--- Action item ---
Images are not part of the copy; write out the rest of the data exactly as given.

Interface dataset entries
------------------------------

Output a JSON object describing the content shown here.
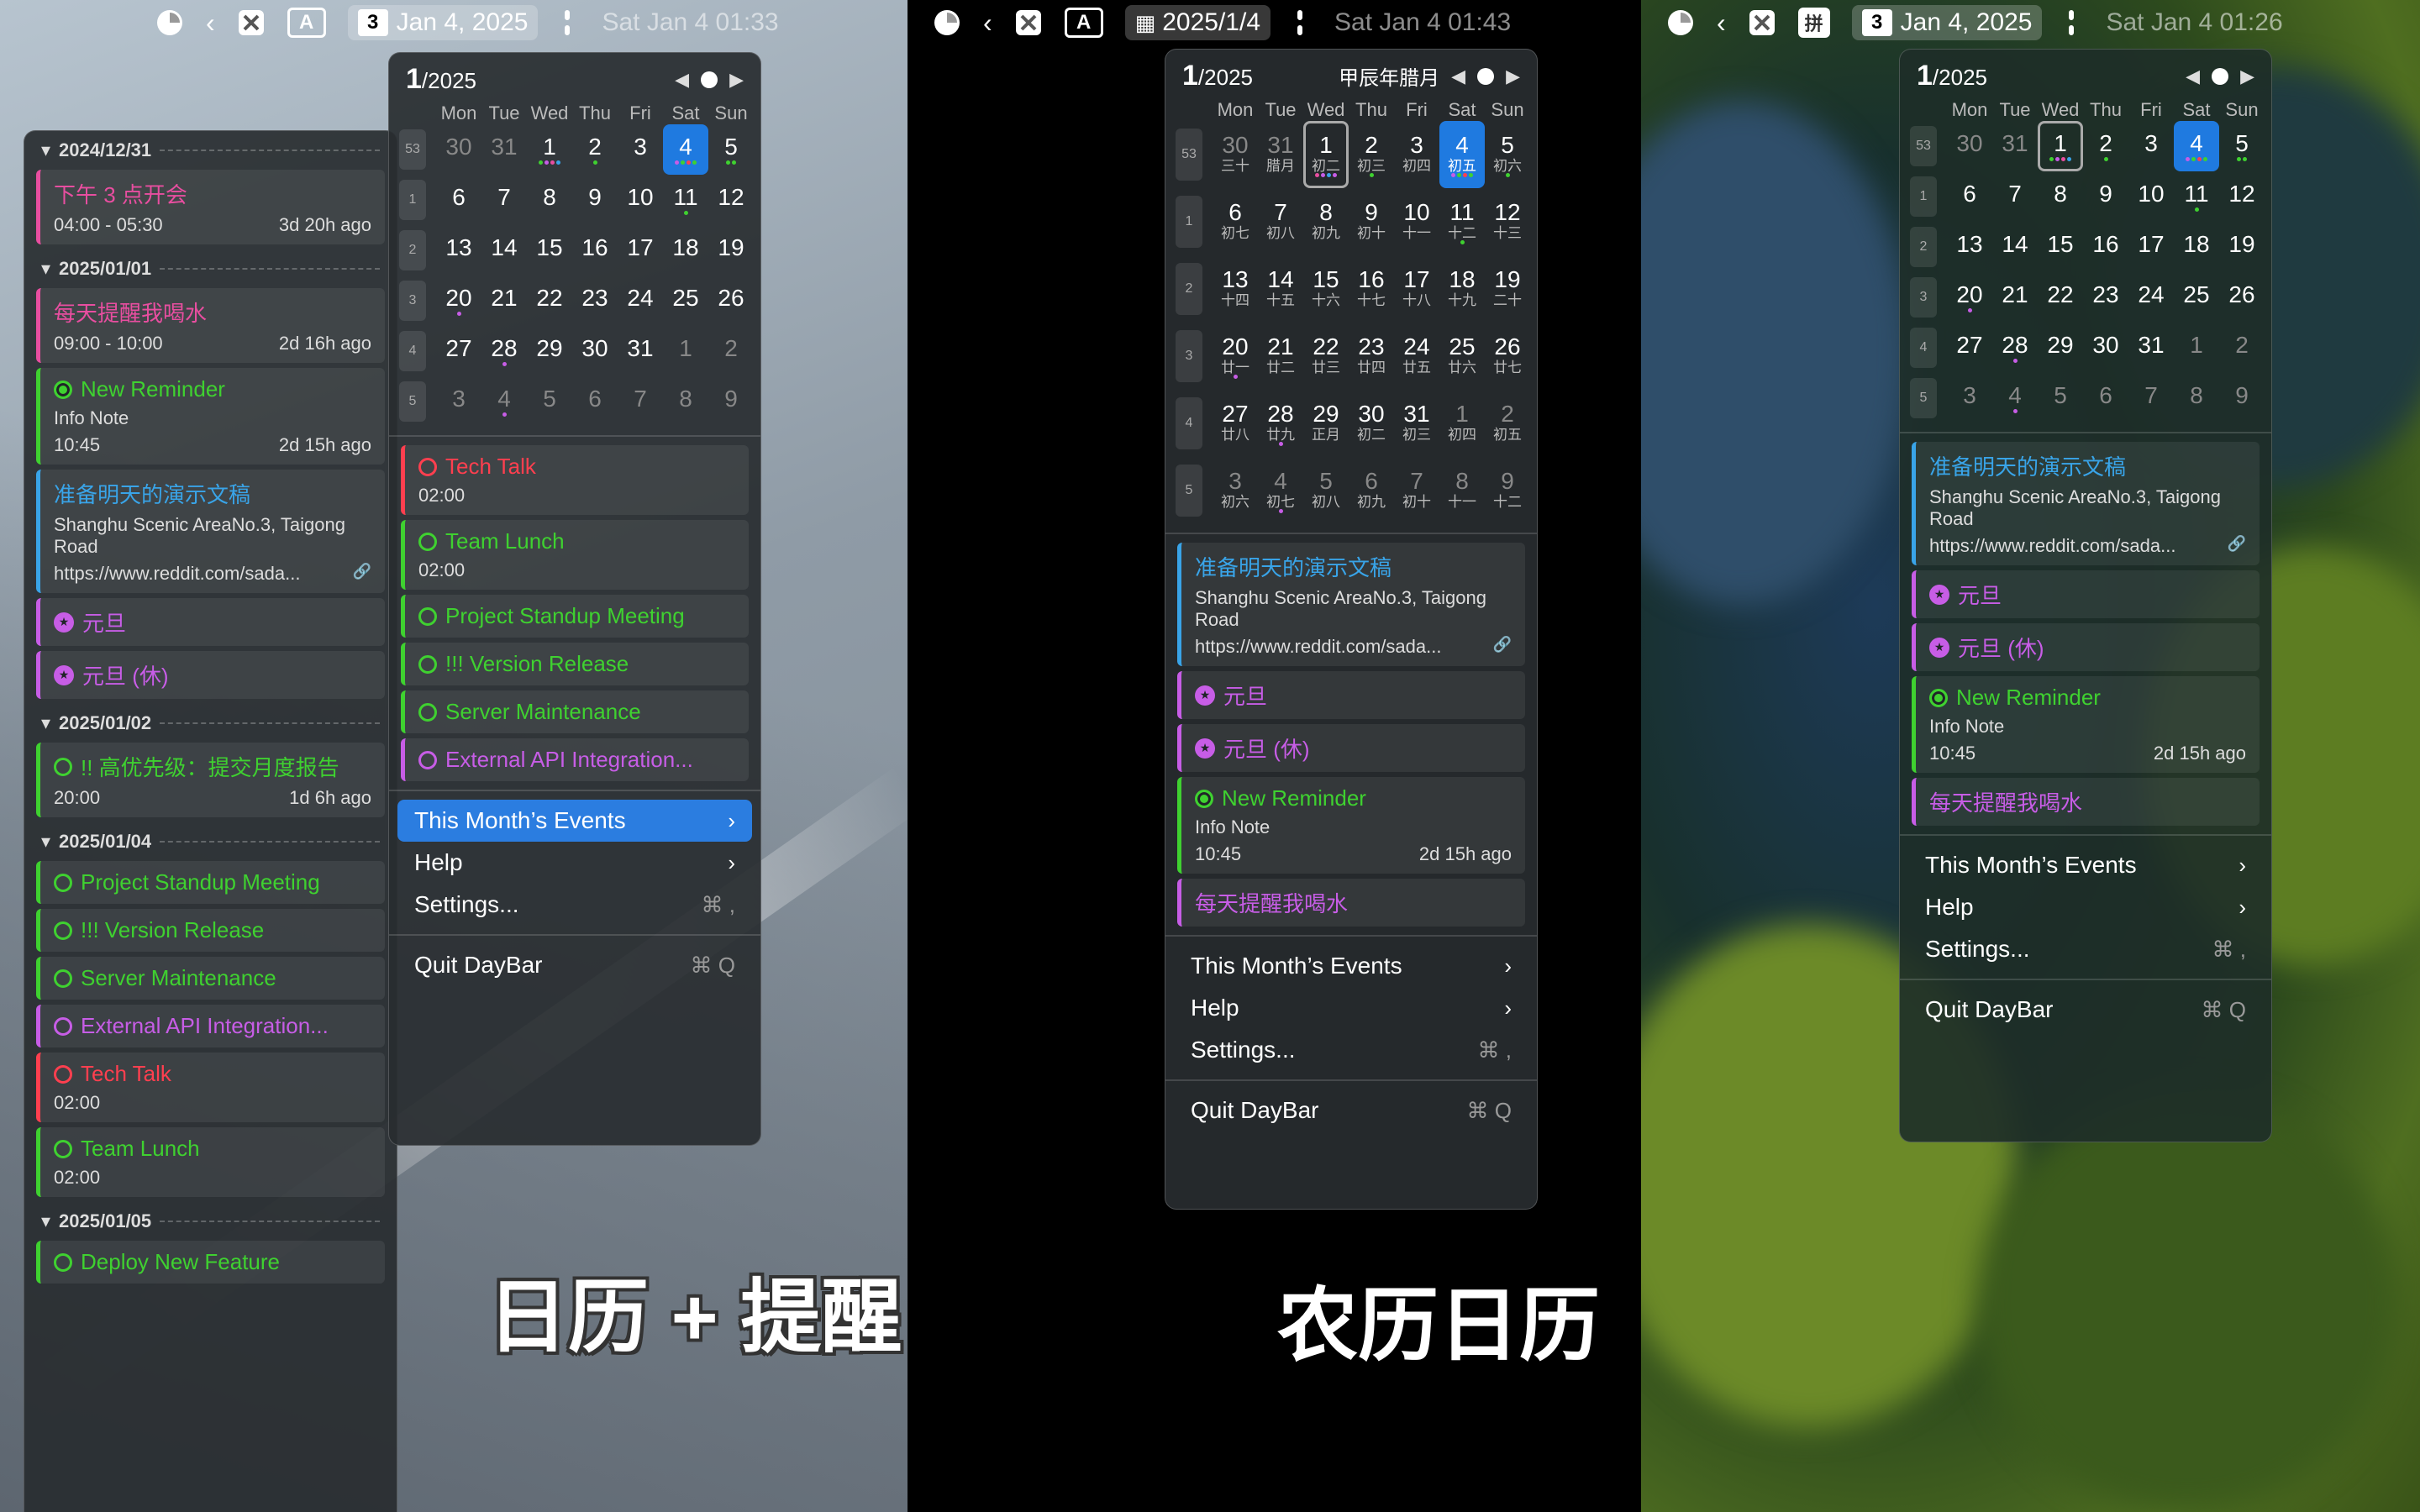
{
  "colors": {
    "pink": "#e84ea0",
    "green": "#3fd130",
    "blue": "#39a4e8",
    "purple": "#c75de6",
    "red": "#ff3f4f",
    "selected": "#1f7ae0"
  },
  "weekdays": [
    "Mon",
    "Tue",
    "Wed",
    "Thu",
    "Fri",
    "Sat",
    "Sun"
  ],
  "captions": {
    "left": "日历 + 提醒",
    "middle": "农历日历"
  },
  "menubar1": {
    "date_badge": "3",
    "date": "Jan 4, 2025",
    "clock": "Sat Jan 4  01:33",
    "input": "A"
  },
  "menubar2": {
    "date": "2025/1/4",
    "clock": "Sat Jan 4  01:43",
    "input": "A"
  },
  "menubar3": {
    "date_badge": "3",
    "date": "Jan 4, 2025",
    "clock": "Sat Jan 4  01:26",
    "input": "拼"
  },
  "cal": {
    "month": "1",
    "year": "/2025",
    "lunar_title": "甲辰年腊月"
  },
  "menu": {
    "month_events": "This Month’s Events",
    "help": "Help",
    "settings": "Settings...",
    "settings_key": "⌘ ,",
    "quit": "Quit DayBar",
    "quit_key": "⌘ Q"
  },
  "reminders_list": {
    "groups": [
      {
        "date": "2024/12/31",
        "items": [
          {
            "title": "下午 3 点开会",
            "sub": "04:00 - 05:30",
            "ago": "3d 20h ago"
          }
        ]
      },
      {
        "date": "2025/01/01",
        "items": [
          {
            "title": "每天提醒我喝水",
            "sub": "09:00 - 10:00",
            "ago": "2d 16h ago"
          },
          {
            "title": "New Reminder",
            "note": "Info Note",
            "sub": "10:45",
            "ago": "2d 15h ago"
          },
          {
            "title": "准备明天的演示文稿",
            "note": "Shanghu Scenic AreaNo.3, Taigong Road",
            "sub": "https://www.reddit.com/sada..."
          },
          {
            "title": "元旦"
          },
          {
            "title": "元旦 (休)"
          }
        ]
      },
      {
        "date": "2025/01/02",
        "items": [
          {
            "title": "!! 高优先级：提交月度报告",
            "sub": "20:00",
            "ago": "1d 6h ago"
          }
        ]
      },
      {
        "date": "2025/01/04",
        "items": [
          {
            "title": "Project Standup Meeting"
          },
          {
            "title": "!!! Version Release"
          },
          {
            "title": "Server Maintenance"
          },
          {
            "title": "External API Integration..."
          },
          {
            "title": "Tech Talk",
            "sub": "02:00"
          },
          {
            "title": "Team Lunch",
            "sub": "02:00"
          }
        ]
      },
      {
        "date": "2025/01/05",
        "items": [
          {
            "title": "Deploy New Feature"
          }
        ]
      }
    ]
  },
  "popup1_events": [
    {
      "title": "Tech Talk",
      "sub": "02:00"
    },
    {
      "title": "Team Lunch",
      "sub": "02:00"
    },
    {
      "title": "Project Standup Meeting"
    },
    {
      "title": "!!! Version Release"
    },
    {
      "title": "Server Maintenance"
    },
    {
      "title": "External API Integration..."
    }
  ],
  "popup2_events": [
    {
      "title": "准备明天的演示文稿",
      "note": "Shanghu Scenic AreaNo.3, Taigong Road",
      "sub": "https://www.reddit.com/sada..."
    },
    {
      "title": "元旦"
    },
    {
      "title": "元旦 (休)"
    },
    {
      "title": "New Reminder",
      "note": "Info Note",
      "sub": "10:45",
      "ago": "2d 15h ago"
    },
    {
      "title": "每天提醒我喝水"
    }
  ]
}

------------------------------

--- Written response ---
Output a JSON object describing the content shown here.
{
  "colors": {
    "pink": "#e84ea0",
    "green": "#3fd130",
    "blue": "#39a4e8",
    "purple": "#c75de6",
    "red": "#ff3f4f",
    "selected": "#1f7ae0"
  },
  "weekdays": [
    "Mon",
    "Tue",
    "Wed",
    "Thu",
    "Fri",
    "Sat",
    "Sun"
  ],
  "captions": {
    "left": "日历 + 提醒",
    "middle": "农历日历"
  },
  "menubar1": {
    "date_badge": "3",
    "date": "Jan 4, 2025",
    "clock": "Sat Jan 4  01:33",
    "input": "A"
  },
  "menubar2": {
    "date": "2025/1/4",
    "clock": "Sat Jan 4  01:43",
    "input": "A"
  },
  "menubar3": {
    "date_badge": "3",
    "date": "Jan 4, 2025",
    "clock": "Sat Jan 4  01:26",
    "input": "拼"
  },
  "cal": {
    "month": "1",
    "year": "/2025",
    "lunar_title": "甲辰年腊月"
  },
  "menu": {
    "month_events": "This Month’s Events",
    "help": "Help",
    "settings": "Settings...",
    "settings_key": "⌘ ,",
    "quit": "Quit DayBar",
    "quit_key": "⌘ Q"
  },
  "reminders_list": {
    "groups": [
      {
        "date": "2024/12/31",
        "items": [
          {
            "title": "下午 3 点开会",
            "sub": "04:00 - 05:30",
            "ago": "3d 20h ago"
          }
        ]
      },
      {
        "date": "2025/01/01",
        "items": [
          {
            "title": "每天提醒我喝水",
            "sub": "09:00 - 10:00",
            "ago": "2d 16h ago"
          },
          {
            "title": "New Reminder",
            "note": "Info Note",
            "sub": "10:45",
            "ago": "2d 15h ago"
          },
          {
            "title": "准备明天的演示文稿",
            "note": "Shanghu Scenic AreaNo.3, Taigong Road",
            "sub": "https://www.reddit.com/sada..."
          },
          {
            "title": "元旦"
          },
          {
            "title": "元旦 (休)"
          }
        ]
      },
      {
        "date": "2025/01/02",
        "items": [
          {
            "title": "!! 高优先级：提交月度报告",
            "sub": "20:00",
            "ago": "1d 6h ago"
          }
        ]
      },
      {
        "date": "2025/01/04",
        "items": [
          {
            "title": "Project Standup Meeting"
          },
          {
            "title": "!!! Version Release"
          },
          {
            "title": "Server Maintenance"
          },
          {
            "title": "External API Integration..."
          },
          {
            "title": "Tech Talk",
            "sub": "02:00"
          },
          {
            "title": "Team Lunch",
            "sub": "02:00"
          }
        ]
      },
      {
        "date": "2025/01/05",
        "items": [
          {
            "title": "Deploy New Feature"
          }
        ]
      }
    ]
  },
  "popup1_events": [
    {
      "title": "Tech Talk",
      "sub": "02:00"
    },
    {
      "title": "Team Lunch",
      "sub": "02:00"
    },
    {
      "title": "Project Standup Meeting"
    },
    {
      "title": "!!! Version Release"
    },
    {
      "title": "Server Maintenance"
    },
    {
      "title": "External API Integration..."
    }
  ],
  "popup2_events": [
    {
      "title": "准备明天的演示文稿",
      "note": "Shanghu Scenic AreaNo.3, Taigong Road",
      "sub": "https://www.reddit.com/sada..."
    },
    {
      "title": "元旦"
    },
    {
      "title": "元旦 (休)"
    },
    {
      "title": "New Reminder",
      "note": "Info Note",
      "sub": "10:45",
      "ago": "2d 15h ago"
    },
    {
      "title": "每天提醒我喝水"
    }
  ]
}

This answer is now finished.